From its inception through the late 1970’s the business model depended on selling broadcast rights to the networks. And while it worked for a time, it was becoming increasing untenable.  It was then that commissioner Deane Beman developed and executed a strategic plan worthy of Harvard Business School Case Study.

Instead of selling the broadcast rights and placing the burden of peddling the advertising space on the networks, the tour packaged the events and sold them as sponsorships to the advertisers themselves.  It was a brilliant win-win deal all around.

The broadcasters loved it.  They received a pre-sold inventory of advertising and little trouble filling the balance of time slots because they were now a limited and thus more valuable commodity.

Corporate marketers loved it.  They purchased high quality exposure to an affluent demographic and the positive halo that comes with being associated with a charity.  They reached new customers and feted current ones.

The players loved it.  Purses grew then soared with the professional debut of a certain golfer who just happened to born around the time the first deals were struck.
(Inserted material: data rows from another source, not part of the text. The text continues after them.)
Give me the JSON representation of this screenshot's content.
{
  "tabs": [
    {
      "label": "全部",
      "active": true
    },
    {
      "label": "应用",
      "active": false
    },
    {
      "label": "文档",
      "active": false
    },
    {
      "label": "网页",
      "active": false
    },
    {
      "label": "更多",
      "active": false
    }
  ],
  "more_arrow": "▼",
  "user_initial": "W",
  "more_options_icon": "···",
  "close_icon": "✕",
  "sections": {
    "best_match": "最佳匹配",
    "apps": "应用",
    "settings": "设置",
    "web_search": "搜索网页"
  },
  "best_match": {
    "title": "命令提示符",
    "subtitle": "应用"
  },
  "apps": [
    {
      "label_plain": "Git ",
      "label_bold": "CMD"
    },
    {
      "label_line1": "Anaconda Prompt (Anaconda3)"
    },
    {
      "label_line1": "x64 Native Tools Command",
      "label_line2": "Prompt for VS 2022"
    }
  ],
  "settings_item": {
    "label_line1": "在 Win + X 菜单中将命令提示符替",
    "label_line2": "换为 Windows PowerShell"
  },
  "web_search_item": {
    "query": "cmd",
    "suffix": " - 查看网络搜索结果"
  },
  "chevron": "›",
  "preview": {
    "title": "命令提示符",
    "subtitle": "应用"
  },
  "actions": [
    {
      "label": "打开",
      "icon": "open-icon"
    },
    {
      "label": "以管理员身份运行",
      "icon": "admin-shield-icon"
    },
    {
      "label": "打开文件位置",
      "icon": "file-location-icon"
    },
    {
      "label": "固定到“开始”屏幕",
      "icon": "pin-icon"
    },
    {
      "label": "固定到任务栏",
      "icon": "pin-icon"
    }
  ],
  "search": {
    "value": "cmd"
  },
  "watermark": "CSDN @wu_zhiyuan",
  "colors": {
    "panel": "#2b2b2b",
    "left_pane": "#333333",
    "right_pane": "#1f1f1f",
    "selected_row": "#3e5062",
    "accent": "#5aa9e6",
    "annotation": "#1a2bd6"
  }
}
It is hard to see this business softening anytime soon.  While the other leagues face their own set of hurdles; NFL and concussions, baseball and boring to name two, the PGA Tour is uniquely positioned to thrive.  It is the only franchise where its fans actually play the same game as the pros. Not exactly the same, obviously, but every fan has the opportunity to play the same courses and once in a great while hit shots with similar results.

This aspect is a significant competitive advantage to the Tour as it competes for eyeballs. Avid golfers are an addictive lot and will scoop up new equipment, lessons, gadgets and experiences to feed their need. They are also an affluent lot purchasing insurance, financial advice, luxury automobiles and cruises.  And this does not begin and end with the coveted millennial demographic of 18-34. Golfers golf and buy stuff as long as they can still drive a cart even if they are no longer allowed behind the wheel.

It is a perfect storm of a business: happy fans, happy players, and happy marketers all bathed in the soft sweet light of a charitable enterprise.